"If you commit a crime with a ghost, expect federal prosecution," Biden said. "Not just state. Expect federal prosecution."
But gun rights groups are already preparing a lawsuit over the order and lobbying Congress to overturn the new rules.
"So, this stuff doesn't really stop the violent crime," said former federal prosecutor Andy McCarthy. "It's really record keeping requirements, but, it allows them to say, 'See, we're, you know, we're against gun trafficking."
Over the weekend, Illinois lawmakers passed legislation making buying or selling ghost guns in Illinois a crime, and requiring that they be stamped with serial numbers to make them legal.
Sheriff Dart said the president’s proposal will help police here in the Chicago area, because as they’ve seen before, gun laws are only effective on a national level.

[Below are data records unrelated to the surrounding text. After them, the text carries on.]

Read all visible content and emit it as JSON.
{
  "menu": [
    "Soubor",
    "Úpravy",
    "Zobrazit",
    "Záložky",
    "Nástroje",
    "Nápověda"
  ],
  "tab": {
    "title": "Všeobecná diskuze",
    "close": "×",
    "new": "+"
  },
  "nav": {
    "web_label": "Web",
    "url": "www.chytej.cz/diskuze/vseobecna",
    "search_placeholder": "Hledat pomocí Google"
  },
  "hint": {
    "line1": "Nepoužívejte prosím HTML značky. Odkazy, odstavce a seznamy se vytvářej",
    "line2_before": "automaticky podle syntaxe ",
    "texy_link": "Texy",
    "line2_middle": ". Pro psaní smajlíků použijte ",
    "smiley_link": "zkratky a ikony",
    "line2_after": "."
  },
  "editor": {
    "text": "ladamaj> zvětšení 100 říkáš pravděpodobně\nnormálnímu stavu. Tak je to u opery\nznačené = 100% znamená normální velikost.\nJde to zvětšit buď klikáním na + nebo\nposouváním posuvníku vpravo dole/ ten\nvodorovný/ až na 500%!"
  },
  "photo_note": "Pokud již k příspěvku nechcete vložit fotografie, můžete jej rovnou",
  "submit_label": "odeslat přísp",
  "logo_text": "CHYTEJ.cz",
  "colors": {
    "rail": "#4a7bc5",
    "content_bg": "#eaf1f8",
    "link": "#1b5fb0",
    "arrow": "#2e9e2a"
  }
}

"Come on, I mean, what, so we had 40% of our murder weapons come over from Indiana last year," Dart said. "Does it have to get to 50, 60, 70 before we say, yeah maybe we should get around to a national policy here."